The task:
Could you copy out every line of the data where the word "label" occurs?

(Available records)

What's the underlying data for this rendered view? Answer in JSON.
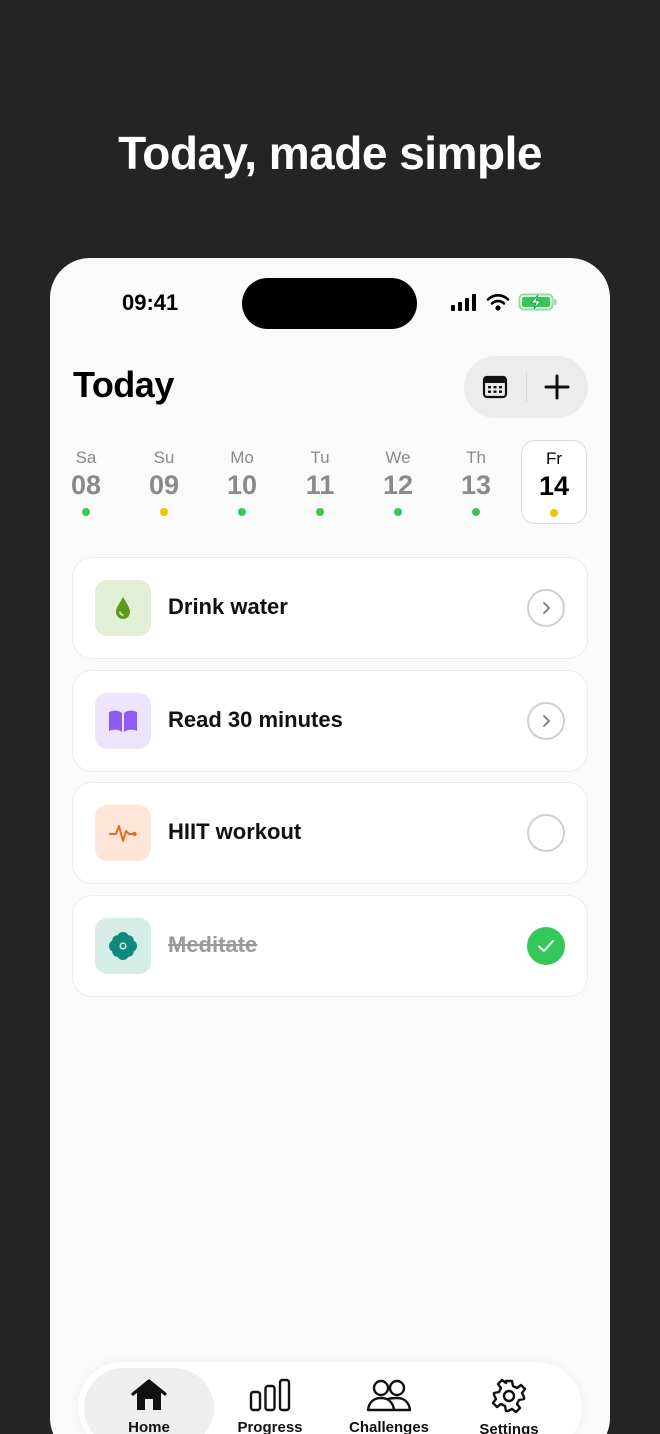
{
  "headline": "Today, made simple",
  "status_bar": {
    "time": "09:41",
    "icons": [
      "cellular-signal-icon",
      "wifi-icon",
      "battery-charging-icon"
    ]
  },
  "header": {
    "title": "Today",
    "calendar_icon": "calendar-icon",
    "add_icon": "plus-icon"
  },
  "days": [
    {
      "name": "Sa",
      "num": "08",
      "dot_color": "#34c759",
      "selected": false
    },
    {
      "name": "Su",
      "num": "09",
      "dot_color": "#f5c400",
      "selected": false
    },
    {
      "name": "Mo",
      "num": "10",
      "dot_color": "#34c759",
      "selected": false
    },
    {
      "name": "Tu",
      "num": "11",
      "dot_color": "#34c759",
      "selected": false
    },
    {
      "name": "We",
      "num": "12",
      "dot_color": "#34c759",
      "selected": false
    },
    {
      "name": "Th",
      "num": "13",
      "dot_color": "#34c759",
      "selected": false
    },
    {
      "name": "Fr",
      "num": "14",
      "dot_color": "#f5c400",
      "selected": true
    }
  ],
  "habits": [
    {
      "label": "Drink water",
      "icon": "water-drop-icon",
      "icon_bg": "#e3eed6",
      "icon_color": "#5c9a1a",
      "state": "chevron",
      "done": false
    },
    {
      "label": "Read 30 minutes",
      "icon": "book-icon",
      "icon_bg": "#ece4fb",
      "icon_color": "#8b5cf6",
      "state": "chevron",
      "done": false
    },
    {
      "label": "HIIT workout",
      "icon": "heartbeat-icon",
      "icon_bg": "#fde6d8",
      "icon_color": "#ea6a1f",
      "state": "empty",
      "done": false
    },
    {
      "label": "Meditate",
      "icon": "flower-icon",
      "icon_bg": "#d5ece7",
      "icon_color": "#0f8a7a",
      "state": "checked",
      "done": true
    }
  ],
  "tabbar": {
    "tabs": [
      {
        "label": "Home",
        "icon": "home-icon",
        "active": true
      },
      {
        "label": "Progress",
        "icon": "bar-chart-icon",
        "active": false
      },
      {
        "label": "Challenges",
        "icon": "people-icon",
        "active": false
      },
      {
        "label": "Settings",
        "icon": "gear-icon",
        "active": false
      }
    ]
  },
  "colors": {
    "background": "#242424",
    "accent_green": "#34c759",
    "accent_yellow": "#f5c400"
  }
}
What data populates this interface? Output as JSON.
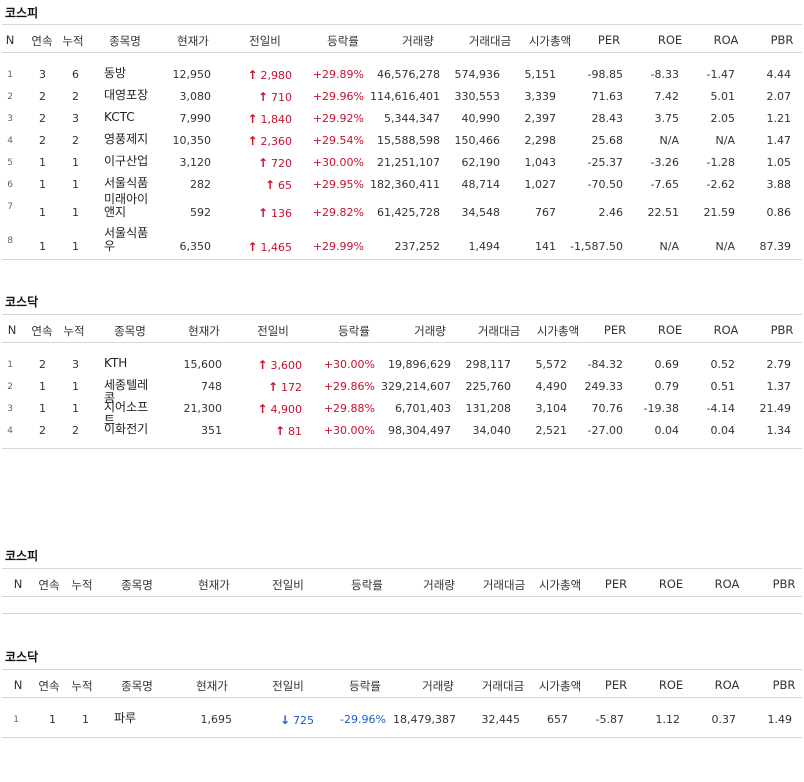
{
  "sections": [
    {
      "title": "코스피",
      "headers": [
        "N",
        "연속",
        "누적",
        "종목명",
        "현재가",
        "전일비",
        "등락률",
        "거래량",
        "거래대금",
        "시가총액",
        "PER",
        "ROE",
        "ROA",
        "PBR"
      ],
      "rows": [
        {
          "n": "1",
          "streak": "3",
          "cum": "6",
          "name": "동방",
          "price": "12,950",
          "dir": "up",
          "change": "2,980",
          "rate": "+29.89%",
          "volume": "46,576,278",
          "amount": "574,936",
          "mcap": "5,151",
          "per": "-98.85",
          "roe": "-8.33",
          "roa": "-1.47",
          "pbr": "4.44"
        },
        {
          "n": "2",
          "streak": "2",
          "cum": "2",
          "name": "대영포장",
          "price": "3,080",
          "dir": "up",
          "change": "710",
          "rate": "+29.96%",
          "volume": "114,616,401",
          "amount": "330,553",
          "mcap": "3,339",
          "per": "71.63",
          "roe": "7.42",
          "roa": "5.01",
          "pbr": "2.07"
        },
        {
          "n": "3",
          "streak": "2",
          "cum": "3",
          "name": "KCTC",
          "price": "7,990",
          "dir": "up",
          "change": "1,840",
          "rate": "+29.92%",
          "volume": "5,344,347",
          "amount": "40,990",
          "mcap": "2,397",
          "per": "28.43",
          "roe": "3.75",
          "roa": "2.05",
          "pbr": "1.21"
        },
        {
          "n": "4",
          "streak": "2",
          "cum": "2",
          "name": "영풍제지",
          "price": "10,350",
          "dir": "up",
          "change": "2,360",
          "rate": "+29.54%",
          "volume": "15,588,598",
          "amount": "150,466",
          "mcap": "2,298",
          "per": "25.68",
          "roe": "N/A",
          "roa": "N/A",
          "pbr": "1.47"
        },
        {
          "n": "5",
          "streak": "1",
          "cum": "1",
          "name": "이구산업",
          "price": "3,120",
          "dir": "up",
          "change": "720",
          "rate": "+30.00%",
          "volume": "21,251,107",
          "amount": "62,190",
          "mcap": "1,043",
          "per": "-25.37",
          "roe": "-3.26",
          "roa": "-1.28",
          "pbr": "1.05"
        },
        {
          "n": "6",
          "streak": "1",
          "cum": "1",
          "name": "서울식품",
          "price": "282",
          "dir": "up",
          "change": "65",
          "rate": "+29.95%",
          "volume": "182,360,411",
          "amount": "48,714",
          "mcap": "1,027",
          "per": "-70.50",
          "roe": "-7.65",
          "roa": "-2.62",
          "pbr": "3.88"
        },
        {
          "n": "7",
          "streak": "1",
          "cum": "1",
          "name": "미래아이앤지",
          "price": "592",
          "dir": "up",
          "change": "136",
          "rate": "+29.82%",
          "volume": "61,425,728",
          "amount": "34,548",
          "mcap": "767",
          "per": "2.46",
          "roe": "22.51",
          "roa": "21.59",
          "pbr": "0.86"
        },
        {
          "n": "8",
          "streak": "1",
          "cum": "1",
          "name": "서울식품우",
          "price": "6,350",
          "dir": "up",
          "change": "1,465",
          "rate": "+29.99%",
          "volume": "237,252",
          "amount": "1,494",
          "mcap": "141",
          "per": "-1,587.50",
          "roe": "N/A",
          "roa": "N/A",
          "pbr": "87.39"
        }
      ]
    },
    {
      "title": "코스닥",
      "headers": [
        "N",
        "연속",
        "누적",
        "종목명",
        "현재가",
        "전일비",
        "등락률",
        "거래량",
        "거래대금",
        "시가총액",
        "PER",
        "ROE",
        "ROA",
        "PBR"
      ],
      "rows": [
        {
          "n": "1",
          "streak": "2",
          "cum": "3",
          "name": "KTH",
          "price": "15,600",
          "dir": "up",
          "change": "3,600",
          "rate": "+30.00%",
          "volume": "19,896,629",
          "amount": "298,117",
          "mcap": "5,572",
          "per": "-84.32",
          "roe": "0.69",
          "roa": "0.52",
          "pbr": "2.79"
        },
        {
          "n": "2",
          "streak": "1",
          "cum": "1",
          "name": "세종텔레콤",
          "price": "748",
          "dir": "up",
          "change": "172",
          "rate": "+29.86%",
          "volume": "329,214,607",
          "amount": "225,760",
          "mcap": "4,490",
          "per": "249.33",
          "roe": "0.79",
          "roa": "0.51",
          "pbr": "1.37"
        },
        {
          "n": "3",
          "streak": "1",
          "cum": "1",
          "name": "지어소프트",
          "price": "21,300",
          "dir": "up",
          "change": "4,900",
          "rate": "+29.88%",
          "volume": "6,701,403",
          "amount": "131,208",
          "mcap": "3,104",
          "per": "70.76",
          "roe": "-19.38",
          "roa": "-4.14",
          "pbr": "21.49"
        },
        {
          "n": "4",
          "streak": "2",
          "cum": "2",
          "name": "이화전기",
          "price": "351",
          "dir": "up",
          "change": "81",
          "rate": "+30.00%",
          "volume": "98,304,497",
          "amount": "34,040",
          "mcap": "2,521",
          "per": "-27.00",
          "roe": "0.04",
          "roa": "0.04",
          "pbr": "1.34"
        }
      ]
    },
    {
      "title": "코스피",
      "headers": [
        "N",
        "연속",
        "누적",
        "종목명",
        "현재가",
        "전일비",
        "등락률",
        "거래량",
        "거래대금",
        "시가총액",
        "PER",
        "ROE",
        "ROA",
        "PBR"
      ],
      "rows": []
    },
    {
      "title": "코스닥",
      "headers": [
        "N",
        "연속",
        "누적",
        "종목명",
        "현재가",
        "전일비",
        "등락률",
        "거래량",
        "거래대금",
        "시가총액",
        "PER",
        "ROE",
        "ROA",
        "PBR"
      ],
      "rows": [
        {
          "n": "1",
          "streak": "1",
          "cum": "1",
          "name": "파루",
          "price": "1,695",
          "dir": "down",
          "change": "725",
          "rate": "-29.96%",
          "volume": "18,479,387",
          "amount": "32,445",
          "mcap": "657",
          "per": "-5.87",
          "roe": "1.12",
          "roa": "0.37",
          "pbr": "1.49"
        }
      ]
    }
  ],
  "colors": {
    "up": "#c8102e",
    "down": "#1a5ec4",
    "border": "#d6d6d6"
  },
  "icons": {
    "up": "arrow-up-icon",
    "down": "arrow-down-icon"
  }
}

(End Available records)

Answer below:
      "label": "Drink water",
      "label": "Read 30 minutes",
      "label": "HIIT workout",
      "label": "Meditate",
        "label": "Home",
        "label": "Progress",
        "label": "Challenges",
        "label": "Settings",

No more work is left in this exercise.